The course aims to give an introductory understanding of the emerging field of moral cognition research. Furthermore situated perspectives on cognitive science as they pertain to moral cognition and emotions will be explored.


• Greene, J. D. (2015). Beyond point-and-shoot morality: Why cognitive (neuro) science matters for ethics. The Law & Ethics of Human Rights, 9(2), 141-172.
• Colombetti, G., & Torrance, S. (2009). Emotion and ethics: an inter-(en) active
approach. Phenomenology and the Cognitive Sciences, 8(4), 505.
• Stephan, A., Walter, S., & Wilutzky, W. (2014). Emotions beyond brain and
body. Philosophical Psychology, 27(1), 65-81.
• Greene, J. (2014). Moral tribes: Emotion, reason, and the gap between us and them.
• Railton, P. (2014). The affective dog and its rational tale: Intuition and
attunement. Ethics, 124(4), 813-859.
• Greene, J. D. (2017). The rat-a-gorical imperative: Moral intuition and the limits of affective learning. Cognition.

Course location
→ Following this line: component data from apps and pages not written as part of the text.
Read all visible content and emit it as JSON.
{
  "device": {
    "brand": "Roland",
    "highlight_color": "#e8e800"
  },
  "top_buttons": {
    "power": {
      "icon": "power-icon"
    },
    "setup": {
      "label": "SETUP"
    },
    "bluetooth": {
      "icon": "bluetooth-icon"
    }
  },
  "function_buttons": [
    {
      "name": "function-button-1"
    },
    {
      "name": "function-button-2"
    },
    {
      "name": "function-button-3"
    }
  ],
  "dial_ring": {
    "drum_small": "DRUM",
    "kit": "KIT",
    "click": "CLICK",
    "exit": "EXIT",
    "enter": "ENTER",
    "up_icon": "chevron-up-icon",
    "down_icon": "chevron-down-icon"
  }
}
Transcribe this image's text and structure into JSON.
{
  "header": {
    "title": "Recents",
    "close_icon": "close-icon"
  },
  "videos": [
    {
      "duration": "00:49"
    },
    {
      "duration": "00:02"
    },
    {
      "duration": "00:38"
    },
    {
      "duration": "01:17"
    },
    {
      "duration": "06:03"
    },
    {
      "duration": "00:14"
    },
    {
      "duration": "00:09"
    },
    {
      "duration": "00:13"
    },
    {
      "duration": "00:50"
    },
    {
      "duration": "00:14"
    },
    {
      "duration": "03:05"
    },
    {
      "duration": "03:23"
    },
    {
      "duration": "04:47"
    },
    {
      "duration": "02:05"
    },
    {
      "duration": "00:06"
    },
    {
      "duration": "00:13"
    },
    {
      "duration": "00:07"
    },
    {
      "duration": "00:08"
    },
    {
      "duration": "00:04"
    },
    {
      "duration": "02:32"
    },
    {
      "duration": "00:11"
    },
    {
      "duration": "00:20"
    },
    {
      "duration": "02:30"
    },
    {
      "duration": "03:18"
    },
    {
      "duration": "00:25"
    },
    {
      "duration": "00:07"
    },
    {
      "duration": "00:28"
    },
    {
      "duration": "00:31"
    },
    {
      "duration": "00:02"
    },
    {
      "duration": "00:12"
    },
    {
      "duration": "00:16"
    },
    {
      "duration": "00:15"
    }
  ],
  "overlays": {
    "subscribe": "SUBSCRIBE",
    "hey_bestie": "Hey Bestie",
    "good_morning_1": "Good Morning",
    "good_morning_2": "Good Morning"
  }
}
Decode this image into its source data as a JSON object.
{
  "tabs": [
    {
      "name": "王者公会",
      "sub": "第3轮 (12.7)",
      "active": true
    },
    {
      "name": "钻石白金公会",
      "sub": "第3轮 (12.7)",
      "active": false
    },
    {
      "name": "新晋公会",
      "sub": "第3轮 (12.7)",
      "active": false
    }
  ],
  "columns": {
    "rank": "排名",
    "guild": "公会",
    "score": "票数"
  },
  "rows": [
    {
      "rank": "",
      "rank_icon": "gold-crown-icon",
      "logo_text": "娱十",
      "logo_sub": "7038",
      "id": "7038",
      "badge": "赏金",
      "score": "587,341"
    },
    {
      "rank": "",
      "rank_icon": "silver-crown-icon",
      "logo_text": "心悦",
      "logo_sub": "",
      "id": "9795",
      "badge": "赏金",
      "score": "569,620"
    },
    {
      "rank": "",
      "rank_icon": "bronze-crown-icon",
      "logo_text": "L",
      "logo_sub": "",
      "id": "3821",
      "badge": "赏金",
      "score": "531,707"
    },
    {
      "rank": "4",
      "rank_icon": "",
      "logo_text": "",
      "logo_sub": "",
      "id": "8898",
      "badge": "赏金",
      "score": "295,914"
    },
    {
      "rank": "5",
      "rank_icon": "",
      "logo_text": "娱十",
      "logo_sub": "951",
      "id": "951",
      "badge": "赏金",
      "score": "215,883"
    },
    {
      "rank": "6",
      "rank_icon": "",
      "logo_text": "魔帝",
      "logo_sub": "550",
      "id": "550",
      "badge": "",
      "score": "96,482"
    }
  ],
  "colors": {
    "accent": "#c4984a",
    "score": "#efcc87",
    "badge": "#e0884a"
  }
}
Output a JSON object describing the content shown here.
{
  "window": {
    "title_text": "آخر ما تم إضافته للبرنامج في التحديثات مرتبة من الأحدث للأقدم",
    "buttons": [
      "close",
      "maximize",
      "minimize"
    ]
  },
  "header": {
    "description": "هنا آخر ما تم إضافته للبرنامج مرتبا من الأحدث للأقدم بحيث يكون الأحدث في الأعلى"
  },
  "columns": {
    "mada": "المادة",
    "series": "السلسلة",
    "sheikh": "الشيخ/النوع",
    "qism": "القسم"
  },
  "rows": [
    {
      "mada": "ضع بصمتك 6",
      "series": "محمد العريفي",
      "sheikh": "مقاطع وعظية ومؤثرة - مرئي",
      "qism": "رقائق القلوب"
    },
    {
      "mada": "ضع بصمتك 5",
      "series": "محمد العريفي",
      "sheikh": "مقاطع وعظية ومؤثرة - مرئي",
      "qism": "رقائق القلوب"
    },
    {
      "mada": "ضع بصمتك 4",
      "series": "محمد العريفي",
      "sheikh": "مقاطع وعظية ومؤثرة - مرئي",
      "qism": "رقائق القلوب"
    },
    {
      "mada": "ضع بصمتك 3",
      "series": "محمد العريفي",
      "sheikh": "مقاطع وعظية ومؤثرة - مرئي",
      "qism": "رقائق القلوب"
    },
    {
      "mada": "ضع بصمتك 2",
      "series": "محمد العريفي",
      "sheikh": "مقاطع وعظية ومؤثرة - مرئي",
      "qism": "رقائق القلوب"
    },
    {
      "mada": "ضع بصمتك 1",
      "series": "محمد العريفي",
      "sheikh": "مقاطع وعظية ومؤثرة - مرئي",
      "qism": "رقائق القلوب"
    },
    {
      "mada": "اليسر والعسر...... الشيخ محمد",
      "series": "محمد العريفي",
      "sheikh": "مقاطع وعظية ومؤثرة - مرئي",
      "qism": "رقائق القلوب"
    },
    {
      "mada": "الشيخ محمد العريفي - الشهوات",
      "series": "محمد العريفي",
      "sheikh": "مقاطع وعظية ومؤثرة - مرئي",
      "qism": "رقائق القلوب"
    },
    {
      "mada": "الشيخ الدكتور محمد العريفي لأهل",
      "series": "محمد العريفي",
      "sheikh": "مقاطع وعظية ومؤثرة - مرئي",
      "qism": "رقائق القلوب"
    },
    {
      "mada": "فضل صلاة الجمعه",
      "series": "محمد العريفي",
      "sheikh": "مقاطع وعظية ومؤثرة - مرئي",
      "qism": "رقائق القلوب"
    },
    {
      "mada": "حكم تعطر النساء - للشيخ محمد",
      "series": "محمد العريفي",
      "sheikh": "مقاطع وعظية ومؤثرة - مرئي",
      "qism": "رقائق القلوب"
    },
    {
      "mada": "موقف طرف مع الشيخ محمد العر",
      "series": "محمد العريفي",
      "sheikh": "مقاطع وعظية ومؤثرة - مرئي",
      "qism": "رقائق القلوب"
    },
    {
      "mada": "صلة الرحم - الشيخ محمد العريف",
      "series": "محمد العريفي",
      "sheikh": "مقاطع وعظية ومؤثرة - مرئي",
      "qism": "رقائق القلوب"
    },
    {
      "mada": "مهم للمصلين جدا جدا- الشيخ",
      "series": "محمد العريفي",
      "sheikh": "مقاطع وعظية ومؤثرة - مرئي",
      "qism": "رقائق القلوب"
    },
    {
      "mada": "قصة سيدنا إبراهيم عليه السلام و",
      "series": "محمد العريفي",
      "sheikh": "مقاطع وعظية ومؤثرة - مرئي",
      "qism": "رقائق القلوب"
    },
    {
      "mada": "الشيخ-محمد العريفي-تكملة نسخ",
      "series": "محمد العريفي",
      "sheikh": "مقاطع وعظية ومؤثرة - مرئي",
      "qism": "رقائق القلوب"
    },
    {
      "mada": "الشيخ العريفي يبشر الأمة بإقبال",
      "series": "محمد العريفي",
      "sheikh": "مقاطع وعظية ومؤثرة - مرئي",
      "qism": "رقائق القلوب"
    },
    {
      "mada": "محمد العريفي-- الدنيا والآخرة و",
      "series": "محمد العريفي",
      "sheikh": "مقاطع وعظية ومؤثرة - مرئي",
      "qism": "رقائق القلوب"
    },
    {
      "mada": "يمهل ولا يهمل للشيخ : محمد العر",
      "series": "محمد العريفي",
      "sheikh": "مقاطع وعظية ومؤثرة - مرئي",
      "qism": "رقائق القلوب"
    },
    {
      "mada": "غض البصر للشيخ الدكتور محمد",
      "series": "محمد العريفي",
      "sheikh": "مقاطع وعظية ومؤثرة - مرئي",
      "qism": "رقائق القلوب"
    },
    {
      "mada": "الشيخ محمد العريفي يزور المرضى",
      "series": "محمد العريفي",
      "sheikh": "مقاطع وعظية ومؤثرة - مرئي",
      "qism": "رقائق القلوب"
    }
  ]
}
Hörsaal 4

Course requirements

Instructor information.

MSc Lasse Bergmann


RTG Situated Cognition Workgroup Philosophy of Mind and Cognition Institute of Cognitive Science Osnabrück University


2017-2020 PhD, Cognitive Science, Osnabrück University, Germany 2015-2017 M.Sc. Cognitive Science, Osnabrück University, Germany 2012-2015 B.Sc. Cognitive Science, Osnabrück University, Germany